▶ **What you have to do**
Take every line from the data that has the word "ThreadPoolRuntime" in it.

▶ **Records for this exercise**
★ ★ ★ ★ ★
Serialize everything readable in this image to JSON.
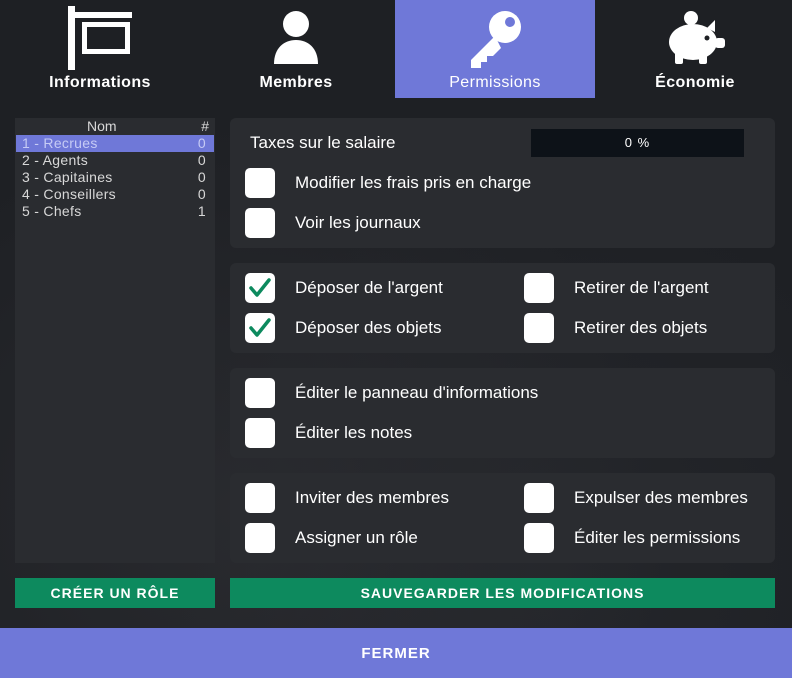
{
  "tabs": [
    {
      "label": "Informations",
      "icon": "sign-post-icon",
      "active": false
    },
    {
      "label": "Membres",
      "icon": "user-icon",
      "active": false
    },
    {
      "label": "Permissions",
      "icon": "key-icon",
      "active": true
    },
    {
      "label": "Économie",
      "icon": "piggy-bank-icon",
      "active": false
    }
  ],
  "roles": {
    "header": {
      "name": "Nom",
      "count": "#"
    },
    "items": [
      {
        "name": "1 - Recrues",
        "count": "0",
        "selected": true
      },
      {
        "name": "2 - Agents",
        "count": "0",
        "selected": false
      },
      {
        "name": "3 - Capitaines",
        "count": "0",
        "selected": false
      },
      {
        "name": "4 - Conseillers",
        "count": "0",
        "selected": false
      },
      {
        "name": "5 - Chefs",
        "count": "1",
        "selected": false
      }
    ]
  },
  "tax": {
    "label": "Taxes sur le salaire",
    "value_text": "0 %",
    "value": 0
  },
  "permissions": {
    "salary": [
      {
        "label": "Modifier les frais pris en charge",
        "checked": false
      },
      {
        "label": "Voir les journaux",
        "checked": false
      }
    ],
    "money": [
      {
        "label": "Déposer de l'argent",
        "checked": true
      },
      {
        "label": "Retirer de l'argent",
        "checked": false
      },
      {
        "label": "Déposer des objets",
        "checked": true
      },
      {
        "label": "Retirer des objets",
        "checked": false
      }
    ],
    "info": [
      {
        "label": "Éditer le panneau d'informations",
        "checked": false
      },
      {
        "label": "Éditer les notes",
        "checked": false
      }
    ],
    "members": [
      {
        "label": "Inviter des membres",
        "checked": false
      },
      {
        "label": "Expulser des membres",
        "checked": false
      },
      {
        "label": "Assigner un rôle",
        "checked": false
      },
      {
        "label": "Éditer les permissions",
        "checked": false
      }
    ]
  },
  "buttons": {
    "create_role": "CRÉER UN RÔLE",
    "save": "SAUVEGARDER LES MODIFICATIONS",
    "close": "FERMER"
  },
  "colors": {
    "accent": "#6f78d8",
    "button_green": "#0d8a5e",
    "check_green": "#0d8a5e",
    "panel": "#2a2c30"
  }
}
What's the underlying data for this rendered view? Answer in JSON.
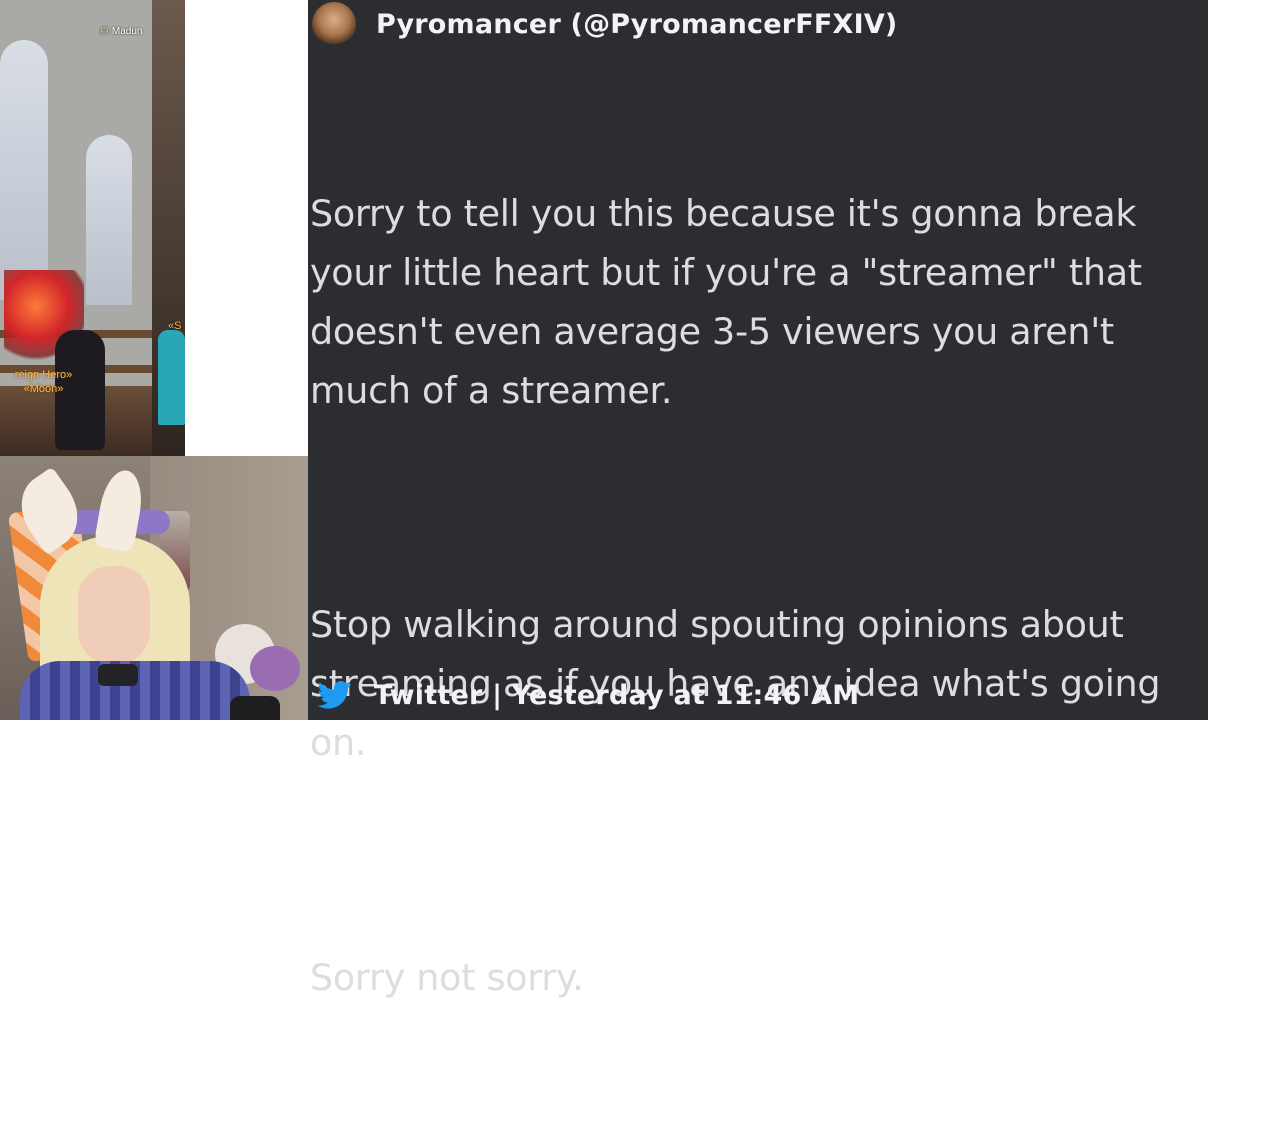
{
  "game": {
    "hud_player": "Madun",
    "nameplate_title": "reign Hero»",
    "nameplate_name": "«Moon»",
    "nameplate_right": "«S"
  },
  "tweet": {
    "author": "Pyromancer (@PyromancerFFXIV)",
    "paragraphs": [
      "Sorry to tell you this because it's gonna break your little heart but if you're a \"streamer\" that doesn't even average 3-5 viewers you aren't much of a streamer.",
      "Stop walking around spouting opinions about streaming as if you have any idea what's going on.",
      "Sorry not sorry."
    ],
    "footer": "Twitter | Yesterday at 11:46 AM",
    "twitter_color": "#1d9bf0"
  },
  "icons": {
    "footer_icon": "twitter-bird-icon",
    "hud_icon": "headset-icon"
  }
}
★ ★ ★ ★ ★
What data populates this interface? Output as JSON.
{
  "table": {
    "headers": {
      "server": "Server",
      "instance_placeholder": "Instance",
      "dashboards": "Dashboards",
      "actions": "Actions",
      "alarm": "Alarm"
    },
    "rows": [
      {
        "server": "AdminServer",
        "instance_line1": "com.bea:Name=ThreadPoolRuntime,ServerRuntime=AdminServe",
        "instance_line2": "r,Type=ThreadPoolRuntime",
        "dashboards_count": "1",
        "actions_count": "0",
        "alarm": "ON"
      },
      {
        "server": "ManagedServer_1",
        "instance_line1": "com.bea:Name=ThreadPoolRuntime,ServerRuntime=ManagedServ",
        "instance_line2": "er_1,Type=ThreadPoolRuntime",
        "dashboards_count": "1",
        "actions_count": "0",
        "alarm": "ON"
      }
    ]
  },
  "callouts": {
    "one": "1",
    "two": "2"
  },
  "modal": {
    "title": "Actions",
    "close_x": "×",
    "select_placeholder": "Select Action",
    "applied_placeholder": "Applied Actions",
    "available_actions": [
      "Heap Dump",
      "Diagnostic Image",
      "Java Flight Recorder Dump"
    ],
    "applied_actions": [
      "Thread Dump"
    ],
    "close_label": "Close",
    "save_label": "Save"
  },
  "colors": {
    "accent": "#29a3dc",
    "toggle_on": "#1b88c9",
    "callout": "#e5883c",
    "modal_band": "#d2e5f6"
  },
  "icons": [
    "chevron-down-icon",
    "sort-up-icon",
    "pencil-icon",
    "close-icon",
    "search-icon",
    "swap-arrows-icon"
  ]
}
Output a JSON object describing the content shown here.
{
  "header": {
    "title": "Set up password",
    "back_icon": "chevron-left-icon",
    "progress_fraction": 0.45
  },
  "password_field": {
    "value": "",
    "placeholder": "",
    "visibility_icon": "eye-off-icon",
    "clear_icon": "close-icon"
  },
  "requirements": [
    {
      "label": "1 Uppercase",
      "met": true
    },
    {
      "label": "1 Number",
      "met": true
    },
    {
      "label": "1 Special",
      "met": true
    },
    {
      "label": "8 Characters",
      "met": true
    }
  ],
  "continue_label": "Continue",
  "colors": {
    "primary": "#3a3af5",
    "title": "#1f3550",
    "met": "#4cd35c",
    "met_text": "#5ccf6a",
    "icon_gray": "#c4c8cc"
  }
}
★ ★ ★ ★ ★
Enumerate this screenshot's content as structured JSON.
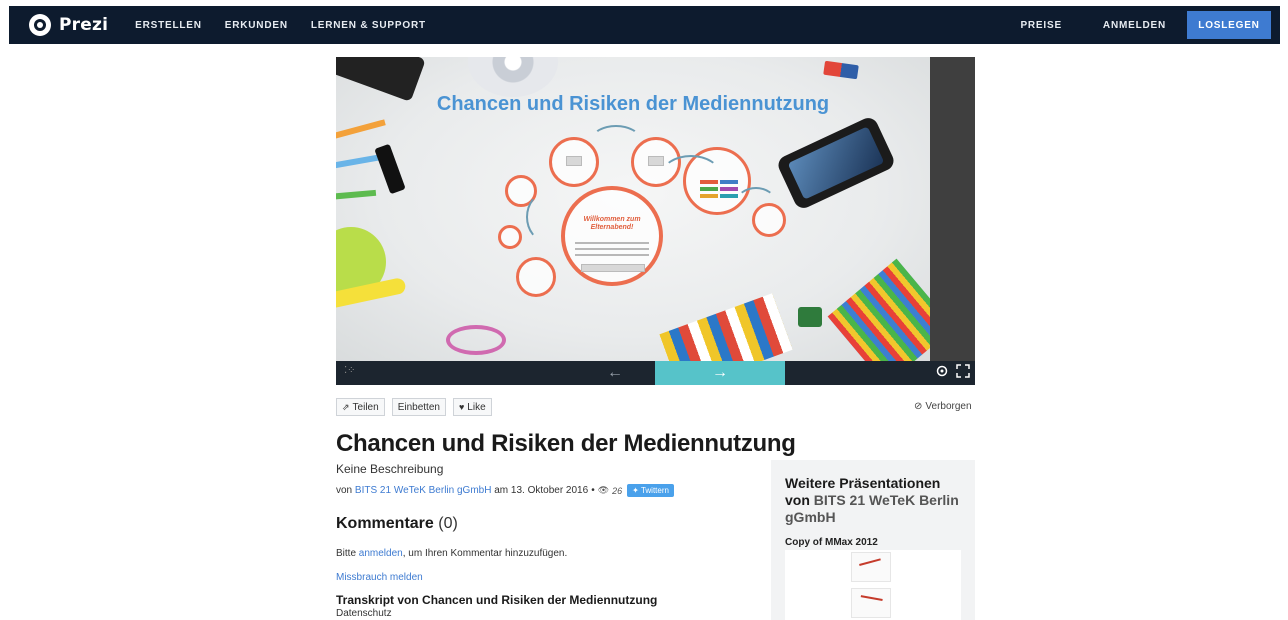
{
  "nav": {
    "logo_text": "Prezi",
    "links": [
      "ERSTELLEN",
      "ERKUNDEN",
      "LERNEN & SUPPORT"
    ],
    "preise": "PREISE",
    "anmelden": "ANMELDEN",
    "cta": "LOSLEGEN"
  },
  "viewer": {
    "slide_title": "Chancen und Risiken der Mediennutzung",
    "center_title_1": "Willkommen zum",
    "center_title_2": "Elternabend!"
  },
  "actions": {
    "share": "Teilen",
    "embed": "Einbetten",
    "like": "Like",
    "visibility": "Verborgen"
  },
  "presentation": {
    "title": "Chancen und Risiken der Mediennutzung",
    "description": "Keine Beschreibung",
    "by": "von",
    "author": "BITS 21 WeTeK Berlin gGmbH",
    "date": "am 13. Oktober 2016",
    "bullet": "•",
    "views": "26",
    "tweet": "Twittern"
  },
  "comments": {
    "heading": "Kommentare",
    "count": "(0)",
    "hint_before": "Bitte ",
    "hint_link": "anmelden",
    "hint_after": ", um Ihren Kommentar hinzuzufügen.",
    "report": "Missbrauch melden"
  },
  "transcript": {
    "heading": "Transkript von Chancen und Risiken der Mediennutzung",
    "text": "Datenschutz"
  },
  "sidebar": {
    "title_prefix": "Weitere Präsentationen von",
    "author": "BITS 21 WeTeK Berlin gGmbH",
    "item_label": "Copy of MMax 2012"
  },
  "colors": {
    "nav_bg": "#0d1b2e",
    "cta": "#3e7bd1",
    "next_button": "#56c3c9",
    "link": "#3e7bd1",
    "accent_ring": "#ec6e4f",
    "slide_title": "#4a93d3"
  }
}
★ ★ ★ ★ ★
▶ **Response**
        "instance_line1": "com.bea:Name=ThreadPoolRuntime,ServerRuntime=AdminServe",
        "instance_line2": "r,Type=ThreadPoolRuntime",
        "instance_line1": "com.bea:Name=ThreadPoolRuntime,ServerRuntime=ManagedServ",
        "instance_line2": "er_1,Type=ThreadPoolRuntime",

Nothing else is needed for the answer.